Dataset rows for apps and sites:
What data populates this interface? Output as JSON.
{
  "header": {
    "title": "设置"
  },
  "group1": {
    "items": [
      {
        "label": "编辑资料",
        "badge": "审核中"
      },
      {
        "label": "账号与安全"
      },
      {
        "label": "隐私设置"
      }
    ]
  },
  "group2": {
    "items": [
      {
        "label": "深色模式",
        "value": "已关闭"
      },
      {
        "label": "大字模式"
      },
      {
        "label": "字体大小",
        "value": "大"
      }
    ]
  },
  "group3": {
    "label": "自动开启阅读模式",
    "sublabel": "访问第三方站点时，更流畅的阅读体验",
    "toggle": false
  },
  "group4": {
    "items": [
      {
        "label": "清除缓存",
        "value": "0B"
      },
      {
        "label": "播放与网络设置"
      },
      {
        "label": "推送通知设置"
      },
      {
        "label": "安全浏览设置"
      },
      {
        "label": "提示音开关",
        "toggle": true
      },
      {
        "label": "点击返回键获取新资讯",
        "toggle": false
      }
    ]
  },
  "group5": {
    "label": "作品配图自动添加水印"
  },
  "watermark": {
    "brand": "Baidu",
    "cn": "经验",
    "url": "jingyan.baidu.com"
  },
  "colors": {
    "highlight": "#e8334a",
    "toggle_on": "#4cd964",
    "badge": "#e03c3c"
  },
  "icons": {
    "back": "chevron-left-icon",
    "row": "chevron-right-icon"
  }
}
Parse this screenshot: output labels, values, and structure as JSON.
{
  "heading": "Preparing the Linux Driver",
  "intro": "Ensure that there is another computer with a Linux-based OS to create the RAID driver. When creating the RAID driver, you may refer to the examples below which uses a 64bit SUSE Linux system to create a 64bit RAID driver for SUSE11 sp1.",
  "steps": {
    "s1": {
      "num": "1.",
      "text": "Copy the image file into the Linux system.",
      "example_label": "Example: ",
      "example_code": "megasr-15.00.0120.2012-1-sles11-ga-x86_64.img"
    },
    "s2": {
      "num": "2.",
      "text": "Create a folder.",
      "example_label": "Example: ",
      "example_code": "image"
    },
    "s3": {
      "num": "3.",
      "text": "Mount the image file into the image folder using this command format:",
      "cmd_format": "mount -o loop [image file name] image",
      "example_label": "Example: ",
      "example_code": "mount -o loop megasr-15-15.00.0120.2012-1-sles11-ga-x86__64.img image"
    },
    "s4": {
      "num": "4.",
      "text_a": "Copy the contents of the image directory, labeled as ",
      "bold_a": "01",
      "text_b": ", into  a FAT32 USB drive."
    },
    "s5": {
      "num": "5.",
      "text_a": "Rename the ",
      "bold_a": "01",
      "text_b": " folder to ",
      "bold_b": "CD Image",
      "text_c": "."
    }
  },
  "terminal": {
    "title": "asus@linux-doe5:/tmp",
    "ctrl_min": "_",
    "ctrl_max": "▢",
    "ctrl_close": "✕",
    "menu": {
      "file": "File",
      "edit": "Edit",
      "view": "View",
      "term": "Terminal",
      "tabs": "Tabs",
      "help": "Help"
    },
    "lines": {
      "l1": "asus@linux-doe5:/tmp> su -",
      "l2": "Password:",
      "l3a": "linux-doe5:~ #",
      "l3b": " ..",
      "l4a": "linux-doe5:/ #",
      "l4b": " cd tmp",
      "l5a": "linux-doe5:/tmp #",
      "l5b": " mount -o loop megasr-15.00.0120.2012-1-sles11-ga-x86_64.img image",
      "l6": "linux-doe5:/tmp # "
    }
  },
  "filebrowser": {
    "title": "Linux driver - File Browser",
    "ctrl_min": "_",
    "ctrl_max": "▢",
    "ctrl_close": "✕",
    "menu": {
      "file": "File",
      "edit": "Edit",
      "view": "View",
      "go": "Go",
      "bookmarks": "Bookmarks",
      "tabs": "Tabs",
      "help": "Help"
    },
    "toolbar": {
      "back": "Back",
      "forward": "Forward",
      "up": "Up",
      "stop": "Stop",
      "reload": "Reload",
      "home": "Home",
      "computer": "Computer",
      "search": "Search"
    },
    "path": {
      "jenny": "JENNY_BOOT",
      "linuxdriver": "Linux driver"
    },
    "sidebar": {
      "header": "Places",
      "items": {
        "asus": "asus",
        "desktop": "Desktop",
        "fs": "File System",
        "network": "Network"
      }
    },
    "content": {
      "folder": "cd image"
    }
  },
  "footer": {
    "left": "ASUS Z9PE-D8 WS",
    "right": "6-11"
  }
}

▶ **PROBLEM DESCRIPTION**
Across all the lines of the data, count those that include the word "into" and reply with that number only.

▶ **RESPONSE BELOW**
3